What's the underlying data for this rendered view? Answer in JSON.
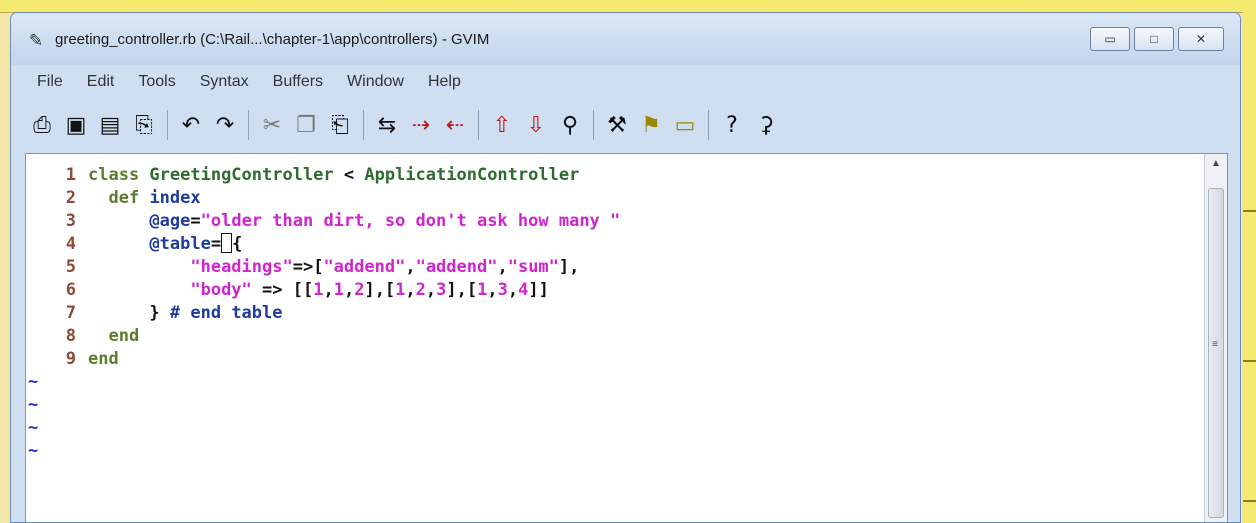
{
  "window": {
    "title": "greeting_controller.rb (C:\\Rail...\\chapter-1\\app\\controllers) - GVIM",
    "app_icon": "vim-icon",
    "controls": {
      "minimize_icon": "minimize-icon",
      "maximize_icon": "maximize-icon",
      "close_icon": "close-icon"
    }
  },
  "menu": [
    "File",
    "Edit",
    "Tools",
    "Syntax",
    "Buffers",
    "Window",
    "Help"
  ],
  "toolbar": {
    "icons": [
      "open-icon",
      "save-icon",
      "save-all-icon",
      "print-icon",
      "undo-icon",
      "redo-icon",
      "cut-icon",
      "copy-icon",
      "paste-icon",
      "replace-icon",
      "find-next-icon",
      "find-prev-icon",
      "load-session-icon",
      "save-session-icon",
      "run-script-icon",
      "make-icon",
      "ctags-icon",
      "tag-jump-icon",
      "help-icon",
      "find-help-icon"
    ]
  },
  "editor": {
    "line_numbers": [
      "1",
      "2",
      "3",
      "4",
      "5",
      "6",
      "7",
      "8",
      "9"
    ],
    "lines": [
      {
        "kw": "class ",
        "cls": "GreetingController",
        "op": " < ",
        "cls2": "ApplicationController"
      },
      {
        "indent": "  ",
        "kw": "def ",
        "name": "index"
      },
      {
        "indent": "      ",
        "ivar": "@age",
        "op": "=",
        "str": "\"older than dirt, so don't ask how many \""
      },
      {
        "indent": "      ",
        "ivar": "@table",
        "op": "=",
        "rest": "{"
      },
      {
        "indent": "          ",
        "s1": "\"headings\"",
        "op": "=>[",
        "s2": "\"addend\"",
        "c1": ",",
        "s3": "\"addend\"",
        "c2": ",",
        "s4": "\"sum\"",
        "end": "],"
      },
      {
        "indent": "          ",
        "s1": "\"body\"",
        "op": " => [[",
        "n1": "1",
        "c1": ",",
        "n2": "1",
        "c2": ",",
        "n3": "2",
        "b1": "],[",
        "n4": "1",
        "c3": ",",
        "n5": "2",
        "c4": ",",
        "n6": "3",
        "b2": "],[",
        "n7": "1",
        "c5": ",",
        "n8": "3",
        "c6": ",",
        "n9": "4",
        "end": "]]"
      },
      {
        "indent": "      ",
        "p": "} ",
        "comment": "# end table"
      },
      {
        "indent": "  ",
        "kw": "end"
      },
      {
        "kw": "end"
      }
    ],
    "tildes": [
      "~",
      "~",
      "~",
      "~"
    ]
  }
}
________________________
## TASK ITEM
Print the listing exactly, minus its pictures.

## ANSWER AREA
What's the underlying data for this rendered view? Answer in JSON.
{
  "window": {
    "title": "greeting_controller.rb (C:\\Rail...\\chapter-1\\app\\controllers) - GVIM",
    "app_icon": "vim-icon",
    "controls": {
      "minimize_icon": "minimize-icon",
      "maximize_icon": "maximize-icon",
      "close_icon": "close-icon"
    }
  },
  "menu": [
    "File",
    "Edit",
    "Tools",
    "Syntax",
    "Buffers",
    "Window",
    "Help"
  ],
  "toolbar": {
    "icons": [
      "open-icon",
      "save-icon",
      "save-all-icon",
      "print-icon",
      "undo-icon",
      "redo-icon",
      "cut-icon",
      "copy-icon",
      "paste-icon",
      "replace-icon",
      "find-next-icon",
      "find-prev-icon",
      "load-session-icon",
      "save-session-icon",
      "run-script-icon",
      "make-icon",
      "ctags-icon",
      "tag-jump-icon",
      "help-icon",
      "find-help-icon"
    ]
  },
  "editor": {
    "line_numbers": [
      "1",
      "2",
      "3",
      "4",
      "5",
      "6",
      "7",
      "8",
      "9"
    ],
    "lines": [
      {
        "kw": "class ",
        "cls": "GreetingController",
        "op": " < ",
        "cls2": "ApplicationController"
      },
      {
        "indent": "  ",
        "kw": "def ",
        "name": "index"
      },
      {
        "indent": "      ",
        "ivar": "@age",
        "op": "=",
        "str": "\"older than dirt, so don't ask how many \""
      },
      {
        "indent": "      ",
        "ivar": "@table",
        "op": "=",
        "rest": "{"
      },
      {
        "indent": "          ",
        "s1": "\"headings\"",
        "op": "=>[",
        "s2": "\"addend\"",
        "c1": ",",
        "s3": "\"addend\"",
        "c2": ",",
        "s4": "\"sum\"",
        "end": "],"
      },
      {
        "indent": "          ",
        "s1": "\"body\"",
        "op": " => [[",
        "n1": "1",
        "c1": ",",
        "n2": "1",
        "c2": ",",
        "n3": "2",
        "b1": "],[",
        "n4": "1",
        "c3": ",",
        "n5": "2",
        "c4": ",",
        "n6": "3",
        "b2": "],[",
        "n7": "1",
        "c5": ",",
        "n8": "3",
        "c6": ",",
        "n9": "4",
        "end": "]]"
      },
      {
        "indent": "      ",
        "p": "} ",
        "comment": "# end table"
      },
      {
        "indent": "  ",
        "kw": "end"
      },
      {
        "kw": "end"
      }
    ],
    "tildes": [
      "~",
      "~",
      "~",
      "~"
    ]
  }
}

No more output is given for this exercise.